By investigating shopping habits rather than relying on just the top-line sales figures to tell the whole story, Kraft is now able to look at how to solve the very sticky issue of falling chocolate sales.
Mark Ritson’s seven rules of brand management
1. Remember your roots
“Strong brands come from people, places and times, and they remember it whether they are luxury brands or not,” says Ritson. Brands too often forget about or ignore their origins, and marketers in the English-speaking world are the guiltiest of it, he claims. Starbucks is one brand that lost its way, according to Ritson. He says: “The real problem with Starbucks is that it forgot its origins.” It took former chief executive Howard Schultz to return to the company to rediscover its roots.
All brands have a story of their founding: it describes why the business came into being. Most marketers don’t know how powerful theirs is.
2. Work out what’s in your brand’s DNA
A brand’s DNA should comprise just one strong concept and no more than five words that define how it behaves, according to Ritson. In luxury “it is defined by history and the consumer has no say in it”, he says.
But brand DNA is about walking the walk, not talking the talk, and it isn’t necessary to communicate explicitly what it’s made up of. People find George Clooney sexy for what he says and does, and for the way he looks, not because of the structure of his genes, Ritson points out. “Brands that have their words hanging up in the lobby are missing the point. If a consumer doesn’t repeat those things back to you verbatim, it’s not a problem.”
3. You can play with your codes
Codes are what make brands recognisable to their consumers – they are not just logos and they are not just visual, but they are motifs that the brand unmistakably owns, however they appear. Brands need to recognise that they can and must play with their codes to balance heritage with modernity – the constantly changing Google ‘doodle’ on the search engine’s homepage being an example.
This also means brands shouldn’t submit to “logo tyranny”, where marketers think the same typefaces, colours and proportions have to be rigidly repeated, says Ritson. “This is total bollocks. This is not branding. This is what people do when they don’t understand branding.”

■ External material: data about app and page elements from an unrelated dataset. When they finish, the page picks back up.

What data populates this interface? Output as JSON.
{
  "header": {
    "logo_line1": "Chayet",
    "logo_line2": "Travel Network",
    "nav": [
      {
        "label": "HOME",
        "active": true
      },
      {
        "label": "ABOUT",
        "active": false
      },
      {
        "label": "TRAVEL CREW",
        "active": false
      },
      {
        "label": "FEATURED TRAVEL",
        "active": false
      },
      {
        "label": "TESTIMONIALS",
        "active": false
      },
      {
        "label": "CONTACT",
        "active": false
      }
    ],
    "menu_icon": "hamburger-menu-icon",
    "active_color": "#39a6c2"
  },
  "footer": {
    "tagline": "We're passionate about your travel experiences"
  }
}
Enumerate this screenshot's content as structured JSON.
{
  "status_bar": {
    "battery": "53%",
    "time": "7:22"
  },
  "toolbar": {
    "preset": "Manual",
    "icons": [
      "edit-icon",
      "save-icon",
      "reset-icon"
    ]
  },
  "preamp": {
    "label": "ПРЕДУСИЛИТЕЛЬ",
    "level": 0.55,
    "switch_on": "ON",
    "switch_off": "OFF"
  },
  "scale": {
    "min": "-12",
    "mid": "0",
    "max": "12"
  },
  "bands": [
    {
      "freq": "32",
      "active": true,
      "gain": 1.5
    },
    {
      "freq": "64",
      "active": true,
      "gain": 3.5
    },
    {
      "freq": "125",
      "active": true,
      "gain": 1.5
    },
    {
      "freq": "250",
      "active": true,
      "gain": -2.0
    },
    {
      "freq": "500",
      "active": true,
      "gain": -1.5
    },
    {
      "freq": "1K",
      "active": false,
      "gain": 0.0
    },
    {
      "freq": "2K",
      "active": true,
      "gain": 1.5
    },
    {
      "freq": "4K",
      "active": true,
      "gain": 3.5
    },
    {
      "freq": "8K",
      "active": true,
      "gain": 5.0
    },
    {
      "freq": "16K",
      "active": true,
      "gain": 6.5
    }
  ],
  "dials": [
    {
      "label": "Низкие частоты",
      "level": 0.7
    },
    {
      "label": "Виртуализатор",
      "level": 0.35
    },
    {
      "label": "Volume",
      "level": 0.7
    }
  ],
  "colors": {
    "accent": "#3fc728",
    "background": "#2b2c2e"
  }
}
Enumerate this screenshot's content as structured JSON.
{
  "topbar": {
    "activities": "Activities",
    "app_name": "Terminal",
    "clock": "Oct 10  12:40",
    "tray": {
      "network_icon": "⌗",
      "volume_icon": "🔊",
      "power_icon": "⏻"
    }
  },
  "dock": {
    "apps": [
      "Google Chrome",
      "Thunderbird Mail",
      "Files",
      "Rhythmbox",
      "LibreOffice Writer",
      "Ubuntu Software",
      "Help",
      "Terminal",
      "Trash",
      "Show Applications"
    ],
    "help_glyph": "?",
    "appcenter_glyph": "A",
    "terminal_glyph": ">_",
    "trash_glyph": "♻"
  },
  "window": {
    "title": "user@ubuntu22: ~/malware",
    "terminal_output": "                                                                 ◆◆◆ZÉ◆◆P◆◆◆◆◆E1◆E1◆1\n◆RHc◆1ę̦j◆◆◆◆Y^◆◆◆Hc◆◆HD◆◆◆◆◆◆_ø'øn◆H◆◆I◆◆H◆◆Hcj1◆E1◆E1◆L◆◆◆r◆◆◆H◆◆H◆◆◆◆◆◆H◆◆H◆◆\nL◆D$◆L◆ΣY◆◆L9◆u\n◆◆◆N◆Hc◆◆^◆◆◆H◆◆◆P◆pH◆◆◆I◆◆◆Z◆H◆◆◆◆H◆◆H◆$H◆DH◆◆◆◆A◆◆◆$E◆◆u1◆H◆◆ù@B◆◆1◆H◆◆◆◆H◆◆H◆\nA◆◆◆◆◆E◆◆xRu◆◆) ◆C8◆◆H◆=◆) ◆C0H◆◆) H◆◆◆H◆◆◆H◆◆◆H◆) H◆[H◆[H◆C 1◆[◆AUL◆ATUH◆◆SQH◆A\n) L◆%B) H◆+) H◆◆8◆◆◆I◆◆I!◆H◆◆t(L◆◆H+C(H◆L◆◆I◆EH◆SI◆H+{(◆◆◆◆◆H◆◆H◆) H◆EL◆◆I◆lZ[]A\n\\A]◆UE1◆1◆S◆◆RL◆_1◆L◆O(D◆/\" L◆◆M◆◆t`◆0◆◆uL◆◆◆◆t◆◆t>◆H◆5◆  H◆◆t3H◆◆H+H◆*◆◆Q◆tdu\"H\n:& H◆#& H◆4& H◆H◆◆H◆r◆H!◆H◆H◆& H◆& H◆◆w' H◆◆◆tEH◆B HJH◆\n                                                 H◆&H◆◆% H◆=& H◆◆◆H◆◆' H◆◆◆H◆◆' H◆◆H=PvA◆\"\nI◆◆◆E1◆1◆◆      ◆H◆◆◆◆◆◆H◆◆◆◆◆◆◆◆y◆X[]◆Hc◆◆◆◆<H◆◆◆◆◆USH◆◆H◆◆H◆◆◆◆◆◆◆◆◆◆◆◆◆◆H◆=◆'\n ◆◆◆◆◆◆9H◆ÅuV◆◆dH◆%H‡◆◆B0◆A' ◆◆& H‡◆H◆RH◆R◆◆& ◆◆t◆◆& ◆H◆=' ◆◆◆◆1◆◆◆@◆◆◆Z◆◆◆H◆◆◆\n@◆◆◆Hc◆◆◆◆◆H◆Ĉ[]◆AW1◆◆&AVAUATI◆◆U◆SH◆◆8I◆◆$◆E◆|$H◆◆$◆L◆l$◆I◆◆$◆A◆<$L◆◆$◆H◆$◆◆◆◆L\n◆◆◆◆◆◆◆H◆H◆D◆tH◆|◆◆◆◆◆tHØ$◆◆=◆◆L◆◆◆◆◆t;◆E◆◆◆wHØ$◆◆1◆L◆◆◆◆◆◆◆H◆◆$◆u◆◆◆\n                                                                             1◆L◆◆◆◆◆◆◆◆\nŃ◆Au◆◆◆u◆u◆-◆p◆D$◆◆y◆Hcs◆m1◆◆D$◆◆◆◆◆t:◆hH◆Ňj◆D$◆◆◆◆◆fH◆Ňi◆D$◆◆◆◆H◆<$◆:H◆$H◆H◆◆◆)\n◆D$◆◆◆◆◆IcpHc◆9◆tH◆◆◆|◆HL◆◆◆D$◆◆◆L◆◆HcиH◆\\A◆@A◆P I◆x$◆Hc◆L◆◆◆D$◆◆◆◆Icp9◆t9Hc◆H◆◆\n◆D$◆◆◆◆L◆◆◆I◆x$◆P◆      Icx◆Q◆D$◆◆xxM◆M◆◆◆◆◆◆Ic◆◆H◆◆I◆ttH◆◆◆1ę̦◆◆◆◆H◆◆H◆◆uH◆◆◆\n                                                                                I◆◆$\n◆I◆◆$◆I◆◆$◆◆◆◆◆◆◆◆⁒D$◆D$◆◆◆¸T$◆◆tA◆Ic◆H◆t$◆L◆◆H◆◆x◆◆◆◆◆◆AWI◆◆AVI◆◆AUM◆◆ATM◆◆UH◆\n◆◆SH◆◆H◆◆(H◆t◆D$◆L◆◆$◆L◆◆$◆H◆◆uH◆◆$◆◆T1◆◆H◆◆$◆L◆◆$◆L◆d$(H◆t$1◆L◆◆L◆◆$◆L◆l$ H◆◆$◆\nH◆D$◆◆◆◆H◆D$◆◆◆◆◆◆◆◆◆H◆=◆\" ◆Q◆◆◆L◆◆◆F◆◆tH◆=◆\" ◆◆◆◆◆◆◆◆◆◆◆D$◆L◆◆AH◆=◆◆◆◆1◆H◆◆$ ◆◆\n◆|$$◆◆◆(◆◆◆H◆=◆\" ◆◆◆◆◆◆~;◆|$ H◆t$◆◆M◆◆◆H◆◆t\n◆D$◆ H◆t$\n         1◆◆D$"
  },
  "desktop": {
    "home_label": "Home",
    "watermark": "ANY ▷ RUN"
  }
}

4. Brands need to change to stay consistent
Ritson calls this the “paradox of time”. Brands make their name through the way they act at a particular point in time, but doing the same thing again and again will cease to have the same effect. The Dior fashion style that was provocative in 1950 had become tired by 2000, and it took John Galliano’s shocking ‘hobo chic’ collection, with dresses inspired by homeless people wrapped in newspapers, to restore Dior’s reputation as a disruptive brand.
5. No one hates vanilla, but no one loves it either
Being exclusive means excluding some people and welcoming others, and it is an important part of creating a brand. In luxury “it means you can engender passion in the higher segments and not give a toss about the mass market as a whole”, says Ritson. While non-luxury brands can’t afford to be as selective, Ritson says the principle holds true for all marketing.
“You have to believe first in segmentation and second in targeting. You can’t have a brand if you go for everyone. Marketing is not democracy,” he says.
6. Consumers don’t care what marketers say
At the most successful brands, senior executives stay silent, and don’t try to push their messages through mass media. Consumers “want to hear from the artisan”, Ritson says, so he advises letting the creators closest to the product explain their enthusiasm for it.
7. Your premium products power your brand
At a luxury brand, it is the couture fashions, the catwalk clothes, that define its image, like the star on the top of a Christmas tree. They are also the products that almost
no one buys, and overall they lose money. But Ritson says that marketers need to ask one question about their product lines: “What is the reason behind the product? Some products are there to make profit, others are there to build the brand.”